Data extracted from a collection
* * *

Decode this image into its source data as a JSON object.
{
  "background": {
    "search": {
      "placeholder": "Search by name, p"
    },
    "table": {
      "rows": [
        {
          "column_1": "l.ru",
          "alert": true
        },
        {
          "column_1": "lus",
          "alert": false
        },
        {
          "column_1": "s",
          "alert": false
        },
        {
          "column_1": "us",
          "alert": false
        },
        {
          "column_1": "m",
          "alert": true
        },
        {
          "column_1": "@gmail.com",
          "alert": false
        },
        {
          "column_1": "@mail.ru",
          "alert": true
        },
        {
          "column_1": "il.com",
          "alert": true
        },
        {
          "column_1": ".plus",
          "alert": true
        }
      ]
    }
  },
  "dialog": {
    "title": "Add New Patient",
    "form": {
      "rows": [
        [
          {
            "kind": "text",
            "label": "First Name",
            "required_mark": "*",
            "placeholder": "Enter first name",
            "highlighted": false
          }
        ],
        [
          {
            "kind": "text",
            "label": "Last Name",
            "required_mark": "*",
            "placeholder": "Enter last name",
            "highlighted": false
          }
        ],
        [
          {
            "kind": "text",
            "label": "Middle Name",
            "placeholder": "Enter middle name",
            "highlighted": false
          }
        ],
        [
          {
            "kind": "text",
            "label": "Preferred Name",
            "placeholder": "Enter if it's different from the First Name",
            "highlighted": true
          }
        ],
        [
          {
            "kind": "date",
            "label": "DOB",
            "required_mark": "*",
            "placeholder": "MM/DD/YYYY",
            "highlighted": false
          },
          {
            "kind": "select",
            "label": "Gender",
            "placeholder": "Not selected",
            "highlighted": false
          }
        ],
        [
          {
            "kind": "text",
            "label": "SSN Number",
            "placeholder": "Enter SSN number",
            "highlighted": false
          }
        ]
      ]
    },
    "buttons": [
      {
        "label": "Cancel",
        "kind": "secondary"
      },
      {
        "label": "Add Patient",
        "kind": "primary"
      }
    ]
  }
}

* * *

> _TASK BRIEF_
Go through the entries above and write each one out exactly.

> _ANSWER SECTION_
Decode this image into its source data as a JSON object.
{
  "background": {
    "search": {
      "placeholder": "Search by name, p"
    },
    "table": {
      "rows": [
        {
          "column_1": "l.ru",
          "alert": true
        },
        {
          "column_1": "lus",
          "alert": false
        },
        {
          "column_1": "s",
          "alert": false
        },
        {
          "column_1": "us",
          "alert": false
        },
        {
          "column_1": "m",
          "alert": true
        },
        {
          "column_1": "@gmail.com",
          "alert": false
        },
        {
          "column_1": "@mail.ru",
          "alert": true
        },
        {
          "column_1": "il.com",
          "alert": true
        },
        {
          "column_1": ".plus",
          "alert": true
        }
      ]
    }
  },
  "dialog": {
    "title": "Add New Patient",
    "form": {
      "rows": [
        [
          {
            "kind": "text",
            "label": "First Name",
            "required_mark": "*",
            "placeholder": "Enter first name",
            "highlighted": false
          }
        ],
        [
          {
            "kind": "text",
            "label": "Last Name",
            "required_mark": "*",
            "placeholder": "Enter last name",
            "highlighted": false
          }
        ],
        [
          {
            "kind": "text",
            "label": "Middle Name",
            "placeholder": "Enter middle name",
            "highlighted": false
          }
        ],
        [
          {
            "kind": "text",
            "label": "Preferred Name",
            "placeholder": "Enter if it's different from the First Name",
            "highlighted": true
          }
        ],
        [
          {
            "kind": "date",
            "label": "DOB",
            "required_mark": "*",
            "placeholder": "MM/DD/YYYY",
            "highlighted": false
          },
          {
            "kind": "select",
            "label": "Gender",
            "placeholder": "Not selected",
            "highlighted": false
          }
        ],
        [
          {
            "kind": "text",
            "label": "SSN Number",
            "placeholder": "Enter SSN number",
            "highlighted": false
          }
        ]
      ]
    },
    "buttons": [
      {
        "label": "Cancel",
        "kind": "secondary"
      },
      {
        "label": "Add Patient",
        "kind": "primary"
      }
    ]
  }
}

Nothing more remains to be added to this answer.